# Proof of Generalized Bézout theorem using Veronese Embedding map

I was wondering if it is possible to prove a sort of Bézout theorem from the Veronese Embedding Map:

Let $f_1, \ldots, f_m \in \mathbb{C}[x_0, x_1, \ldots, x_n]$ be $m$ homogeneous polynomials all of the same degree $d$.

Considering the Veronese map of degree $d$ from the projective space $\mathbb{P}^n$, $V_{d, n} : \mathbb{P}^n \rightarrow \mathbb{P}^N$, we have that the locus $Z(f_i) = V_{d,n}^{-1}(Z(H_i))$ where $H_i$ is a hyperplane in $\mathbb{P}^N$.

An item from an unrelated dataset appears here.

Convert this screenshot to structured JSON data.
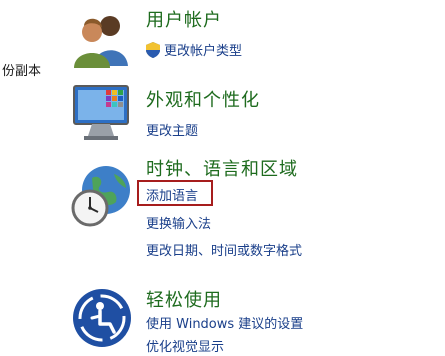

Then we have $Z(f_1, \ldots, f_m) = \cap_{i} Z(f_i) = V_{d,n}^{-1}(\cap_{i} Z(H_i))$. Then we can say something about the dimension of $Z(f_1, \ldots, f_m)$ based on the dimension of the intersection of hyperplanes (easy to deal with) and the inverse image of the Veronese map (or the intersection with the Veronese variety).

I am asking if there is some source where I can look up the following questions (or if someone is willing to explain them here):

1. Is there something known about the (hopefully nice) intersection of linear subspaces with the veronese variety?

2. Is there any method to bypass the restriction on the degree of the polynomials to be the same, except the following one (which has the downside of requiring too many polynomials to substitute just one)?

Let $f$ be a polynomial of degree $k < d$. One can substitute it with $f \cdot x_0^{d-k}, f \cdot x_1^{d-k}, \ldots, f \cdot x_n^{d-k}$. (If they all vanish in a point $p$ and $f(p) \neq 0$, then we get a contradiction since $x_0 = x_1 = \ldots = x_n = 0$)

3. I am hoping in particular that the following is true: Let $K$ be a linear subspace of codimension $r$ (in $\mathbb{P}^N$). Then $V_{d,n}^{-1} (K)$ has codimension $r$ (in $\mathbb{P}^n$). [Answered Negatively by Mohan]

4. More specifically, if we have $m = n = 3$ and we add the hyphothesis that the associated hyperplanes to $Z(f_1), Z(f_2), Z(f_3)$ are the zero loci of linearly independent equations, is it possible to prove by this argument that the intersection $Z(f_1, f_2, f_3)$ consist of a finite number of points?

For ease of notation, take $d=2$ and consider the Veronese map with $y_0,\ldots, y_N$ the co-ordinates of $\mathbb{P}^N$ and the Veronese map has $y_0=x_0x_1, y_1=x_0x_2$. Then let $K=\{y_0=y_1=0\}$. $K$ has codimension 2, but $V_{2,n}^{-1}(K)$ has codimension one, since it contains $x_0=0$. This answers your 3.
4 is unclear, are you assuming something about $n$? If $n$ is arbitrary, why should the common zeroes of 3 polynomials be a finite set of points even with any assumption on them?
• Thank you for the counterexample to (3). Regarding (4), I have edited the question (I forgot to mention $n = m$) – trenta3 Aug 9 '17 at 10:26